The polling in the sole Tory seat in Scotland remains extremely close. In his last poll Ashcroft found a dead heat between the Conservatives and the SNP, this time he found an SNP lead of two points.

Turning to the Lib Dem held seats, last time round Ashcroft found only a five point SNP lead in Charlie Kennedy’s seat in Ross, Skye and Lochaber, that has now grown to fifteen points. He has now additionally polled North East Fife (Menzies Campbell’s seat) where he found a 13% SNP lead and East Dunbartonshire (Jo Swinson’s seat) where he found an 11% SNP lead.
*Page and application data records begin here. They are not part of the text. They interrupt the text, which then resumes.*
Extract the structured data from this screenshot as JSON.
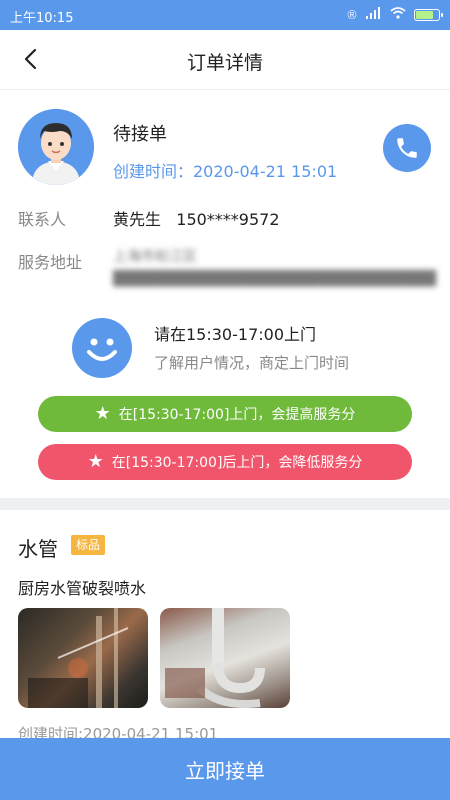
{
  "status_bar": {
    "time": "上午10:15"
  },
  "nav": {
    "title": "订单详情"
  },
  "order": {
    "status": "待接单",
    "created": "创建时间：2020-04-21 15:01"
  },
  "contact": {
    "label": "联系人",
    "value": "黄先生   150****9572"
  },
  "address": {
    "label": "服务地址",
    "value": "上海市松江区██████████████████████████████"
  },
  "reminder": {
    "title": "请在15:30-17:00上门",
    "subtitle": "了解用户情况，商定上门时间"
  },
  "tips": {
    "on_time": "在[15:30-17:00]上门，会提高服务分",
    "late": "在[15:30-17:00]后上门，会降低服务分"
  },
  "service": {
    "name": "水管",
    "tag": "标品",
    "description": "厨房水管破裂喷水",
    "created": "创建时间:2020-04-21 15:01"
  },
  "actions": {
    "accept": "立即接单"
  }
}
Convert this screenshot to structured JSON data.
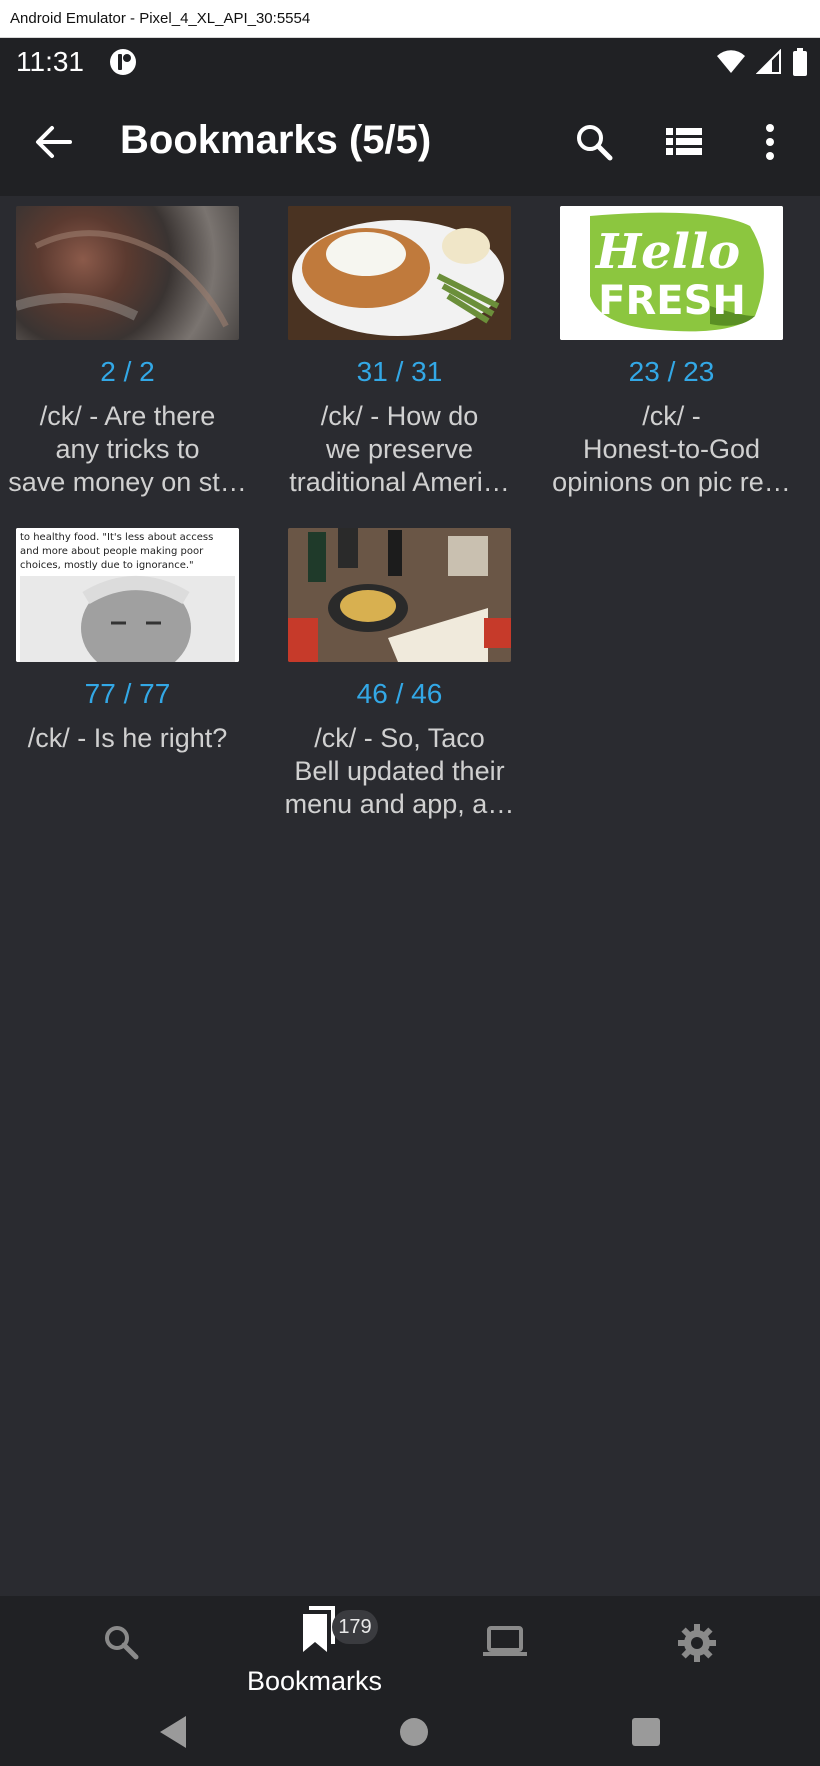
{
  "window": {
    "title": "Android Emulator - Pixel_4_XL_API_30:5554"
  },
  "status_bar": {
    "time": "11:31"
  },
  "appbar": {
    "title": "Bookmarks (5/5)"
  },
  "bookmarks": [
    {
      "count": "2 / 2",
      "lines": [
        "/ck/ - Are there",
        "any tricks to",
        "save money on st…"
      ]
    },
    {
      "count": "31 / 31",
      "lines": [
        "/ck/ - How do",
        "we preserve",
        "traditional Ameri…"
      ]
    },
    {
      "count": "23 / 23",
      "lines": [
        "/ck/ -",
        "Honest-to-God",
        "opinions on pic re…"
      ]
    },
    {
      "count": "77 / 77",
      "lines": [
        "/ck/ - Is he right?"
      ],
      "thumb_text": [
        "to healthy food. \"It's less about access",
        "and more about people making poor",
        "choices, mostly due to ignorance.\""
      ]
    },
    {
      "count": "46 / 46",
      "lines": [
        "/ck/ - So, Taco",
        "Bell updated their",
        "menu and app, a…"
      ]
    }
  ],
  "logo_text": {
    "line1": "Hello",
    "line2": "FRESH"
  },
  "bottom_nav": {
    "items": [
      {
        "icon": "search-icon",
        "label": ""
      },
      {
        "icon": "bookmarks-icon",
        "label": "Bookmarks",
        "badge": "179"
      },
      {
        "icon": "laptop-icon",
        "label": ""
      },
      {
        "icon": "gear-icon",
        "label": ""
      }
    ]
  },
  "colors": {
    "background": "#2a2b30",
    "bars": "#202124",
    "accent": "#33a8e6",
    "text": "#d0d0d0"
  }
}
Finally he polled Berwickshire, Roxburgh and Selkirk – here he found a 20 point boost for the SNP, which is enough to make it into a three way marginal but not to put the SNP ahead – the poll found the Conservatives ahead on 30%, SNP 29%, LDEM 28%.

Note that the East Dunbartonshire is one of the seat where the Lib Dems have recently released their own private polling (which may or may not be a co-incidence!). Their own polling showed figures of CON 13%, LAB 16%, LDEM 35%, SNP 32%. The SNP are 8 points lower than in Ashcroft’s poll, the Lib Dems 6 points higher. I wrote about the Lib Dem’s own polling at more length here. The primary differences are that the Lib Dems prompt using candidate name, which is fair enough, and ask about how favourably people see their local MP before they ask that voting intention question, a more questionable approach. We shall see which is the better guide. The Lib Dems have not released any of their private polling for the other three Lib Dem seats Lord Ashcroft released polls for today, from which one must draw one’s own conclusions.